Artist's concept of the Intelsat New Dawn satellite. Credit: Intelsat
The Intelsat New Dawn spacecraft ran into problems deploying its C-band antenna after launching on an Ariane 5 rocket last month, and the 8.8-foot-diameter reflector still won't budge, according to Intelsat officials.

Built by Orbital Sciences Corp., the satellite carries 14 active C-band transponders and 16 Ku-band transponders to serve customers in Africa, the Middle East, Pakistan and Western Europe.

After several days of shaking the antenna and alternating its temperature to no avail, Intelsat officials opted to unfurl the satellite's Ku-band antenna, a similar appendage on the opposite side of the spacecraft's core.

There was some initial worry the Ku-band antenna could be afflicted by the same problem as the C-band reflector, but more careful analysis showed the best course of action would be to send the deployment command.

The Ku-band reflector, also measuring about 8.8 feet across, popped loose without incident. Testing of the satellite's Ku-band payload was completed successfully, according to Alex Horwitz, an Intelsat spokesperson.

Horwitz said "active thrusting" efforts to deploy the C-band antenna through mechanical shaking ended Monday, and Intelsat New Dawn began drifting to its final location in geostationary orbit Tuesday.

The satellite is designed to operate along the equator at 32.8 degrees east longitude at an altitude of 22,300 miles. Its design life is 15 years.

"We are continuing non-thrusting deployment efforts and will provide an update when we have more information to share," Horwitz told Spaceflight Now.

Funded by Intelsat and South African investors led by Convergence Partners, the Intelsat New Dawn project is valued at approximately $250 million. The satellite is designed for wireless broadband, television broadcasting and other media services for Africa and neighboring regions.

Intelsat New Dawn launched April 22 and all other systems on the satellite are functioning as expected, according to Intelsat.

The company has not disclosed potential insurance claims or the financial implications of the C-band reflector anomaly.
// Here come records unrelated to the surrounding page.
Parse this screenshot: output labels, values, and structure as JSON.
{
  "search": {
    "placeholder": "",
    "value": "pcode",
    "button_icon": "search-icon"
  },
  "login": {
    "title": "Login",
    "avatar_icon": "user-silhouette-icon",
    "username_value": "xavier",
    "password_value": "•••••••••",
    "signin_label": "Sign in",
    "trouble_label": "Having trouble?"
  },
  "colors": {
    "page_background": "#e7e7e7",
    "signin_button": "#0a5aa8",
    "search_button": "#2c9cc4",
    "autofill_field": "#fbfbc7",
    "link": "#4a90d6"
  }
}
Intelsat New Dawn was built to replace capacity on the Galaxy 11 satellite, which Intelsat expects to continue operating until 2015.